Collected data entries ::
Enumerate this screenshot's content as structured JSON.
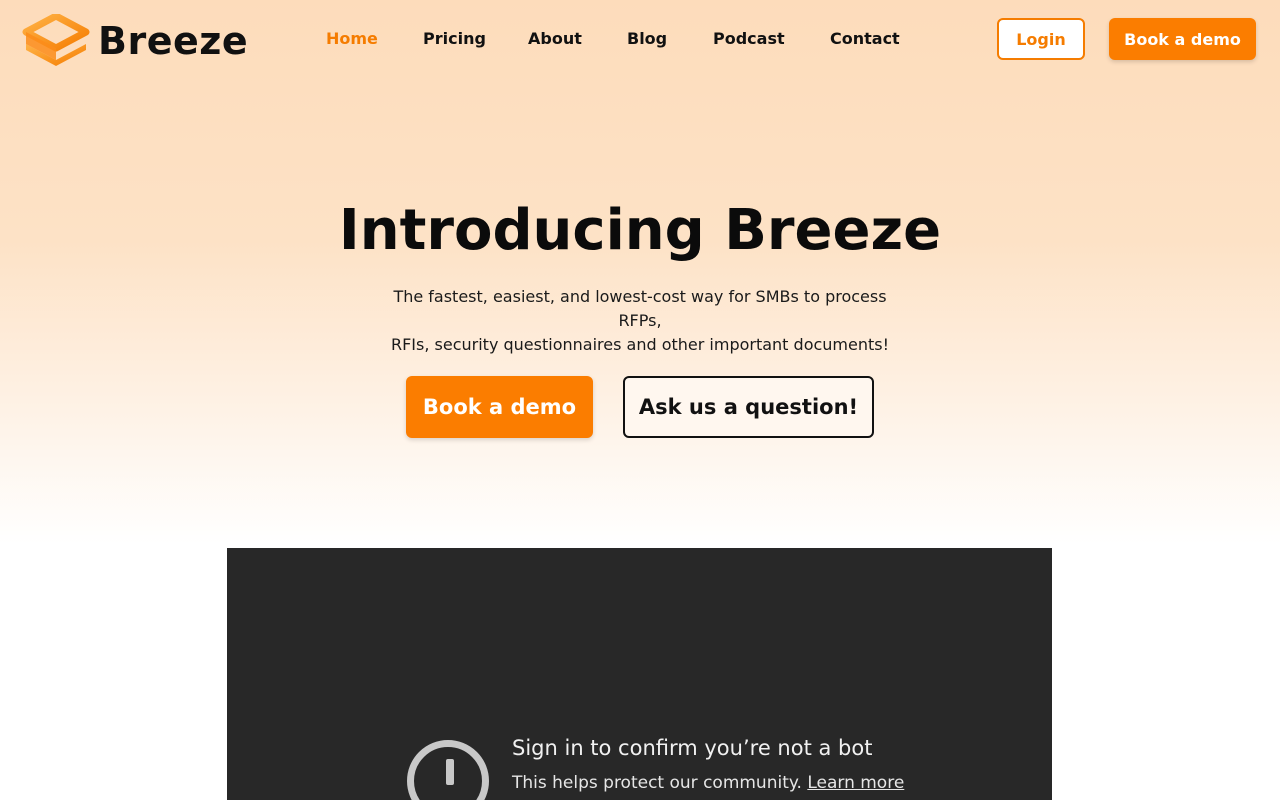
{
  "brand": {
    "name": "Breeze",
    "logo_icon": "stacked-layers-logo",
    "accent_color": "#fb7d00"
  },
  "nav": {
    "items": [
      {
        "label": "Home",
        "active": true
      },
      {
        "label": "Pricing",
        "active": false
      },
      {
        "label": "About",
        "active": false
      },
      {
        "label": "Blog",
        "active": false
      },
      {
        "label": "Podcast",
        "active": false
      },
      {
        "label": "Contact",
        "active": false
      }
    ],
    "login_label": "Login",
    "demo_label": "Book a demo"
  },
  "hero": {
    "title": "Introducing Breeze",
    "subtitle_line1": "The fastest, easiest, and lowest-cost way for SMBs to process RFPs,",
    "subtitle_line2": "RFIs, security questionnaires and other important documents!",
    "primary_cta": "Book a demo",
    "secondary_cta": "Ask us a question!"
  },
  "video": {
    "icon": "alert-circle-icon",
    "title": "Sign in to confirm you’re not a bot",
    "message": "This helps protect our community.",
    "link_label": "Learn more"
  }
}
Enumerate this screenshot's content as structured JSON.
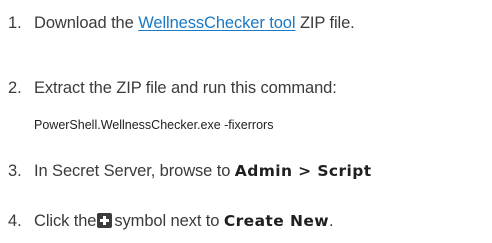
{
  "steps": [
    {
      "number": "1.",
      "before": "Download the",
      "link": "WellnessChecker tool",
      "after": "ZIP file."
    },
    {
      "number": "2.",
      "text": "Extract the ZIP file and run this command:",
      "command": "PowerShell.WellnessChecker.exe -fixerrors"
    },
    {
      "number": "3.",
      "before": "In Secret Server, browse to",
      "bold": "Admin > Script"
    },
    {
      "number": "4.",
      "before": "Click the",
      "icon": "plus-square-icon",
      "middle": "symbol next to",
      "bold": "Create New",
      "after": "."
    }
  ]
}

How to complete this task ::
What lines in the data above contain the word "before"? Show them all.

Written answer ::
      "before": "Download the",
      "before": "In Secret Server, browse to",
      "before": "Click the",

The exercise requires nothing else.